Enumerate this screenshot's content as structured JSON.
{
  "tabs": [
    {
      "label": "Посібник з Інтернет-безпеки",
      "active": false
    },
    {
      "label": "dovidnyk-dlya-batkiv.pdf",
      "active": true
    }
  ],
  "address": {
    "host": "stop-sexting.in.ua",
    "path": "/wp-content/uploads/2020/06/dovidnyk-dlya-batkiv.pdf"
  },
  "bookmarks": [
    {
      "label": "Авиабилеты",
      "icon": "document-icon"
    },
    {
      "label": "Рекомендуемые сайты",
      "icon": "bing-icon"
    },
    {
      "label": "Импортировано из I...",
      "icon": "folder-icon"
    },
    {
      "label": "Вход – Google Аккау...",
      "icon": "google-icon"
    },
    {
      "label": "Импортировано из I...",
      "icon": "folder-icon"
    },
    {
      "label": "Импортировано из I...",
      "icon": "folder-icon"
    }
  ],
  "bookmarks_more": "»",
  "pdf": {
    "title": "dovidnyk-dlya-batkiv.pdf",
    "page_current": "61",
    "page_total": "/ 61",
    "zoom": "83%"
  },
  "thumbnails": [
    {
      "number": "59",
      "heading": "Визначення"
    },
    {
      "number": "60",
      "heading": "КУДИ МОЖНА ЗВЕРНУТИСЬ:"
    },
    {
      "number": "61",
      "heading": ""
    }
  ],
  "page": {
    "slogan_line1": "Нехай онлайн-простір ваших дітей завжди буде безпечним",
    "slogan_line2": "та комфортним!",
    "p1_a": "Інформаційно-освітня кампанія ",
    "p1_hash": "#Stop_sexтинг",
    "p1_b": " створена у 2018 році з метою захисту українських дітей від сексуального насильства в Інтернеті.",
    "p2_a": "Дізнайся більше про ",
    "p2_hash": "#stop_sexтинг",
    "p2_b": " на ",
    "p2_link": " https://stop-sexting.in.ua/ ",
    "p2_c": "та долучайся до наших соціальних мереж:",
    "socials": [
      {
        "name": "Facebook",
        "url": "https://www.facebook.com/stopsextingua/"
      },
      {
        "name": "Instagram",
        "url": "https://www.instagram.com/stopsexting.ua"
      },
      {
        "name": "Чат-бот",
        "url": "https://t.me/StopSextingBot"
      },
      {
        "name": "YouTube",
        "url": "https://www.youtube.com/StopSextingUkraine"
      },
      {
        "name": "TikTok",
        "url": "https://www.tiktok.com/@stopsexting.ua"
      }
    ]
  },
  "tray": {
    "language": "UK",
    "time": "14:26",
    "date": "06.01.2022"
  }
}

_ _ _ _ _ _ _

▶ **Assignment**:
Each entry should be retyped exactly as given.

▶ **Response area**:
Enumerate this screenshot's content as structured JSON.
{
  "tabs": [
    {
      "label": "Посібник з Інтернет-безпеки",
      "active": false
    },
    {
      "label": "dovidnyk-dlya-batkiv.pdf",
      "active": true
    }
  ],
  "address": {
    "host": "stop-sexting.in.ua",
    "path": "/wp-content/uploads/2020/06/dovidnyk-dlya-batkiv.pdf"
  },
  "bookmarks": [
    {
      "label": "Авиабилеты",
      "icon": "document-icon"
    },
    {
      "label": "Рекомендуемые сайты",
      "icon": "bing-icon"
    },
    {
      "label": "Импортировано из I...",
      "icon": "folder-icon"
    },
    {
      "label": "Вход – Google Аккау...",
      "icon": "google-icon"
    },
    {
      "label": "Импортировано из I...",
      "icon": "folder-icon"
    },
    {
      "label": "Импортировано из I...",
      "icon": "folder-icon"
    }
  ],
  "bookmarks_more": "»",
  "pdf": {
    "title": "dovidnyk-dlya-batkiv.pdf",
    "page_current": "61",
    "page_total": "/ 61",
    "zoom": "83%"
  },
  "thumbnails": [
    {
      "number": "59",
      "heading": "Визначення"
    },
    {
      "number": "60",
      "heading": "КУДИ МОЖНА ЗВЕРНУТИСЬ:"
    },
    {
      "number": "61",
      "heading": ""
    }
  ],
  "page": {
    "slogan_line1": "Нехай онлайн-простір ваших дітей завжди буде безпечним",
    "slogan_line2": "та комфортним!",
    "p1_a": "Інформаційно-освітня кампанія ",
    "p1_hash": "#Stop_sexтинг",
    "p1_b": " створена у 2018 році з метою захисту українських дітей від сексуального насильства в Інтернеті.",
    "p2_a": "Дізнайся більше про ",
    "p2_hash": "#stop_sexтинг",
    "p2_b": " на ",
    "p2_link": " https://stop-sexting.in.ua/ ",
    "p2_c": "та долучайся до наших соціальних мереж:",
    "socials": [
      {
        "name": "Facebook",
        "url": "https://www.facebook.com/stopsextingua/"
      },
      {
        "name": "Instagram",
        "url": "https://www.instagram.com/stopsexting.ua"
      },
      {
        "name": "Чат-бот",
        "url": "https://t.me/StopSextingBot"
      },
      {
        "name": "YouTube",
        "url": "https://www.youtube.com/StopSextingUkraine"
      },
      {
        "name": "TikTok",
        "url": "https://www.tiktok.com/@stopsexting.ua"
      }
    ]
  },
  "tray": {
    "language": "UK",
    "time": "14:26",
    "date": "06.01.2022"
  }
}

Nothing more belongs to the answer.